National Football League Commissioner Roger Goodell went on ESPN Radio’s “Mike and Mike” morning show last week and seemingly worsened the NFL’s position on marijuana — if that was even possible.
There have been numerous reports of rampant over-prescribing of opioid painkillers in professional football, so Goodell’s already-concerning record on player health and safety took another hit after his comments:
Listen, you’re ingesting smoke so that’s not usually a very positive thing that people would say. It does have addictive nature. There are a lot of compounds in marijuana that may not be healthy for the players long-term. All of those things have to be considered. It’s not as simple as, you know, someone just wants to feel better after a game.
Goodell’s comments on the radio muddied the league’s marijuana waters even further, casting doubt as to whether or not the NFL would ever change their ways.
Luckily, the NFL Player’s Association (NFLPA) is still fighting for expanded access to medical marijuana.
Normally, the NFLPA would have to make major concessions to the league on their Collective Bargaining Agreement (CBA) if they wanted amendments of their own, but the union is attempting to circumvent that process.
NFLPA Executive Director DeMaurice Smith spoke on the matter during an appearance on ESPN’s “Outside the Lines,” hinting that the union would maintain a “therapeutic approach” with players who have a penchant for using cannabis:
We intended to present a proposal to the league that has probably more of a therapeutic approach to those who test positive for marijuana. The idea is simply to make sure that we understand whether a player is suffering from something other than just a desire to smoke marijuana.
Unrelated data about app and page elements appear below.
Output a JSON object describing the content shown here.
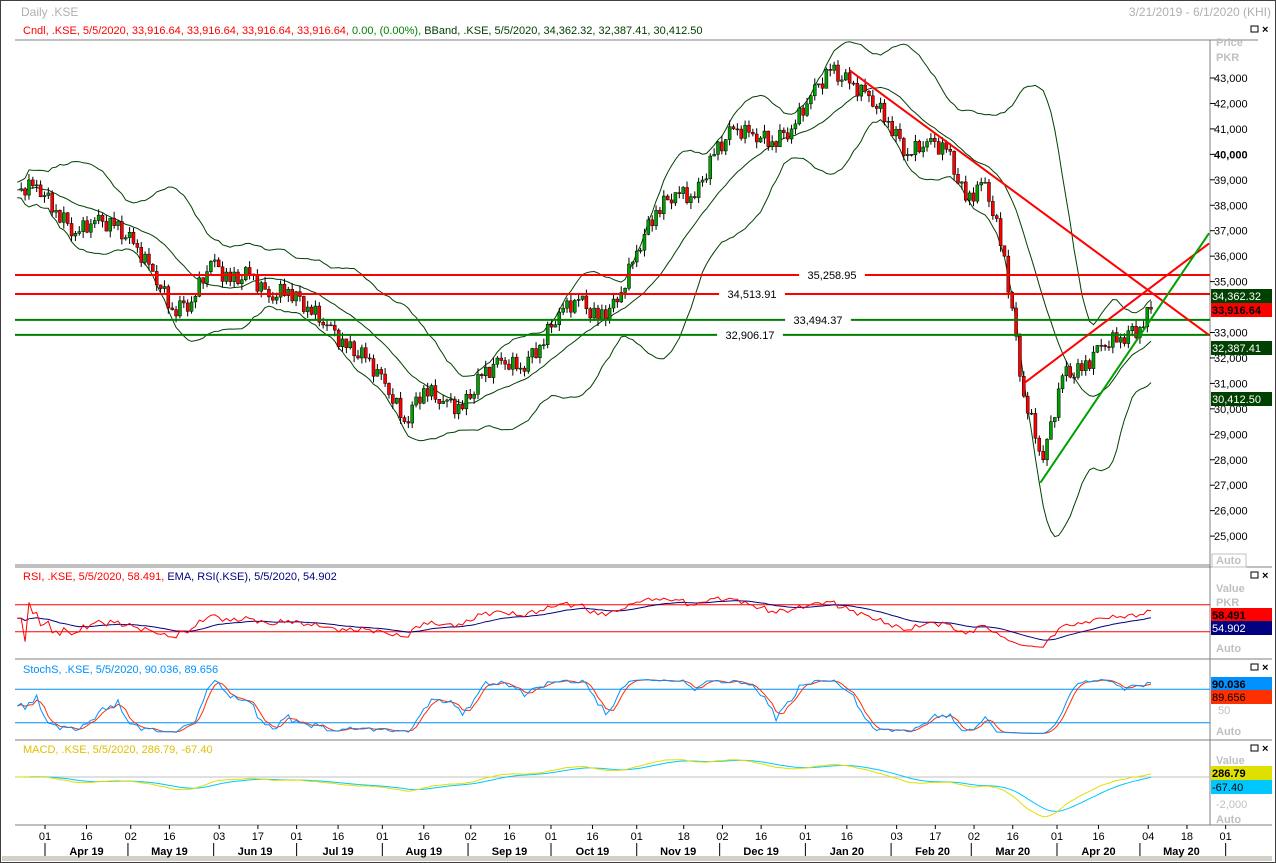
{
  "window": {
    "title": "Daily .KSE",
    "range": "3/21/2019 - 6/1/2020 (KHI)"
  },
  "legend": {
    "candle": "Cndl, .KSE, 5/5/2020, 33,916.64, 33,916.64, 33,916.64, 33,916.64,",
    "change": "0.00, (0.00%),",
    "bband": "BBand, .KSE, 5/5/2020, 34,362.32, 32,387.41, 30,412.50",
    "rsi_a": "RSI, .KSE, 5/5/2020, 58.491,",
    "rsi_b": "EMA, RSI(.KSE), 5/5/2020, 54.902",
    "stoch": "StochS, .KSE, 5/5/2020, 90.036, 89.656",
    "macd": "MACD, .KSE, 5/5/2020, 286.79, -67.40"
  },
  "axis": {
    "price_title": "Price",
    "price_unit": "PKR",
    "value_title": "Value",
    "value_unit": "PKR",
    "value_title_short": "Value",
    "auto": "Auto",
    "stoch_mid": "50",
    "macd_tick": "-2,000",
    "price_ticks": [
      "43,000",
      "42,000",
      "41,000",
      "40,000",
      "39,000",
      "38,000",
      "37,000",
      "36,000",
      "35,000",
      "33,000",
      "32,000",
      "31,000",
      "30,000",
      "29,000",
      "28,000",
      "27,000",
      "26,000",
      "25,000"
    ],
    "day_ticks": [
      [
        "2019-04-01",
        "01"
      ],
      [
        "2019-04-16",
        "16"
      ],
      [
        "2019-05-02",
        "02"
      ],
      [
        "2019-05-16",
        "16"
      ],
      [
        "2019-06-03",
        "03"
      ],
      [
        "2019-06-17",
        "17"
      ],
      [
        "2019-07-01",
        "01"
      ],
      [
        "2019-07-16",
        "16"
      ],
      [
        "2019-08-01",
        "01"
      ],
      [
        "2019-08-16",
        "16"
      ],
      [
        "2019-09-02",
        "02"
      ],
      [
        "2019-09-16",
        "16"
      ],
      [
        "2019-10-01",
        "01"
      ],
      [
        "2019-10-16",
        "16"
      ],
      [
        "2019-11-01",
        "01"
      ],
      [
        "2019-11-18",
        "18"
      ],
      [
        "2019-12-02",
        "02"
      ],
      [
        "2019-12-16",
        "16"
      ],
      [
        "2020-01-01",
        "01"
      ],
      [
        "2020-01-16",
        "16"
      ],
      [
        "2020-02-03",
        "03"
      ],
      [
        "2020-02-17",
        "17"
      ],
      [
        "2020-03-02",
        "02"
      ],
      [
        "2020-03-16",
        "16"
      ],
      [
        "2020-04-01",
        "01"
      ],
      [
        "2020-04-16",
        "16"
      ],
      [
        "2020-05-04",
        "04"
      ],
      [
        "2020-05-18",
        "18"
      ],
      [
        "2020-06-01",
        "01"
      ]
    ],
    "month_labels": [
      [
        "2019-04-16",
        "Apr 19"
      ],
      [
        "2019-05-16",
        "May 19"
      ],
      [
        "2019-06-16",
        "Jun 19"
      ],
      [
        "2019-07-16",
        "Jul 19"
      ],
      [
        "2019-08-16",
        "Aug 19"
      ],
      [
        "2019-09-16",
        "Sep 19"
      ],
      [
        "2019-10-16",
        "Oct 19"
      ],
      [
        "2019-11-16",
        "Nov 19"
      ],
      [
        "2019-12-16",
        "Dec 19"
      ],
      [
        "2020-01-16",
        "Jan 20"
      ],
      [
        "2020-02-16",
        "Feb 20"
      ],
      [
        "2020-03-16",
        "Mar 20"
      ],
      [
        "2020-04-16",
        "Apr 20"
      ],
      [
        "2020-05-16",
        "May 20"
      ]
    ]
  },
  "colors": {
    "up": "#00a000",
    "down": "#ff0000",
    "band": "#004000",
    "rsi": "#ff0000",
    "rsi_ema": "#000080",
    "stoch_k": "#0090ff",
    "stoch_d": "#ff3000",
    "macd": "#e0e000",
    "signal": "#00c8ff"
  },
  "chart_data": [
    {
      "type": "candlestick",
      "title": "Daily .KSE",
      "ylabel": "Price PKR",
      "ylim": [
        24500,
        44000
      ],
      "dates": [
        "2019-03-22",
        "2019-03-29",
        "2019-04-05",
        "2019-04-12",
        "2019-04-19",
        "2019-04-26",
        "2019-05-03",
        "2019-05-10",
        "2019-05-17",
        "2019-05-24",
        "2019-05-31",
        "2019-06-07",
        "2019-06-14",
        "2019-06-21",
        "2019-06-28",
        "2019-07-05",
        "2019-07-12",
        "2019-07-19",
        "2019-07-26",
        "2019-08-02",
        "2019-08-09",
        "2019-08-16",
        "2019-08-23",
        "2019-08-30",
        "2019-09-06",
        "2019-09-13",
        "2019-09-20",
        "2019-09-27",
        "2019-10-04",
        "2019-10-11",
        "2019-10-18",
        "2019-10-25",
        "2019-11-01",
        "2019-11-08",
        "2019-11-15",
        "2019-11-22",
        "2019-11-29",
        "2019-12-06",
        "2019-12-13",
        "2019-12-20",
        "2019-12-27",
        "2020-01-03",
        "2020-01-10",
        "2020-01-17",
        "2020-01-24",
        "2020-01-31",
        "2020-02-07",
        "2020-02-14",
        "2020-02-21",
        "2020-02-28",
        "2020-03-06",
        "2020-03-13",
        "2020-03-20",
        "2020-03-27",
        "2020-04-03",
        "2020-04-10",
        "2020-04-17",
        "2020-04-24",
        "2020-05-01",
        "2020-05-05"
      ],
      "close": [
        38600,
        38800,
        37800,
        36900,
        37400,
        37200,
        36500,
        35400,
        33900,
        34200,
        35800,
        35000,
        35300,
        34400,
        34700,
        34000,
        33300,
        32400,
        32000,
        31000,
        29500,
        30800,
        30300,
        30000,
        31300,
        31900,
        31600,
        32500,
        33800,
        34300,
        33500,
        34200,
        36200,
        37800,
        38500,
        38300,
        40000,
        41000,
        40800,
        40500,
        41000,
        42300,
        43300,
        42800,
        42300,
        41300,
        40000,
        40500,
        40200,
        38200,
        38900,
        36000,
        30500,
        28000,
        31300,
        31500,
        32500,
        32800,
        33200,
        33916.64
      ],
      "last": {
        "close": "33,916.64",
        "bb_upper": "34,362.32",
        "bb_mid": "32,387.41",
        "bb_lower": "30,412.50"
      },
      "hlines": [
        {
          "value": 35258.95,
          "label": "35,258.95",
          "color": "#ff0000"
        },
        {
          "value": 34513.91,
          "label": "34,513.91",
          "color": "#ff0000"
        },
        {
          "value": 33494.37,
          "label": "33,494.37",
          "color": "#008000"
        },
        {
          "value": 32906.17,
          "label": "32,906.17",
          "color": "#008000"
        }
      ],
      "trendlines": [
        {
          "from": [
            "2020-01-17",
            43300
          ],
          "to": [
            "2020-05-26",
            32900
          ],
          "color": "#ff0000"
        },
        {
          "from": [
            "2020-03-20",
            31000
          ],
          "to": [
            "2020-05-26",
            36500
          ],
          "color": "#ff0000"
        },
        {
          "from": [
            "2020-03-26",
            27100
          ],
          "to": [
            "2020-05-26",
            36900
          ],
          "color": "#00a000"
        }
      ]
    },
    {
      "type": "line",
      "name": "RSI",
      "levels": [
        70,
        30
      ],
      "last": [
        "58.491",
        "54.902"
      ]
    },
    {
      "type": "line",
      "name": "StochS",
      "levels": [
        80,
        20
      ],
      "last": [
        "90.036",
        "89.656"
      ]
    },
    {
      "type": "line",
      "name": "MACD",
      "levels": [
        0
      ],
      "last": [
        "286.79",
        "-67.40"
      ]
    }
  ]
}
I think all of us would want to have a process where if there was truly a problem, we’re treating the problem instead of just treating a symptom.
The current CBA does not expire until the completion of the 2020 season, but that isn’t discouraging Smith and the NFLPA, who know there’s precedent for these types of drug policy changes even outside normal labor negotiations. In 2014, the league and the Players Association agreed to increase the threshold for a positive cannabis test from 15 to 35 nanograms, cementing the NFL as the toughest in pro sports on marijuana.
Prominent NFL Owners are starting to come around on the issue, as Dallas Cowboys check-signer Jerry Jones made encouraging comments on marijuana one month ago to a roomful of other owners, according to a source in attendance as previously reported by Marijuana.com:
A source with direct knowledge of what went on behind closed doors said that Jones spoke at length during the meeting. At one point, Jones called on the NFL to drop its prohibition on marijuana in favor of an approach that more closely reflects the changing legal and medical landscape in America.
The Cowboys ownership team is now doubling down on their cannabis stance, as Executive Vice President Stephen Jones went on ProFootballTalk Live to convey his father’s thoughts on the pressing pot issue.
“I think Jerry’s opinion, my opinion, is this program, this system has been in place for a long time. I think it needs to be heavily scrutinized in terms of its results,” Jones said in the clip that will air Thursday.
While not the comprehensive solution the league needs, focusing on the medical applications of marijuana as a way to reduce opioid dependency among active and retired players would be a great place to start.
Between the NFL’s mishandling of both the concussion and opioid painkiller crises, medical marijuana could offer the league an opportunity to save a little face by implementing a trailblazing cannabis-inclusive player health program before any other pro sports league in the world.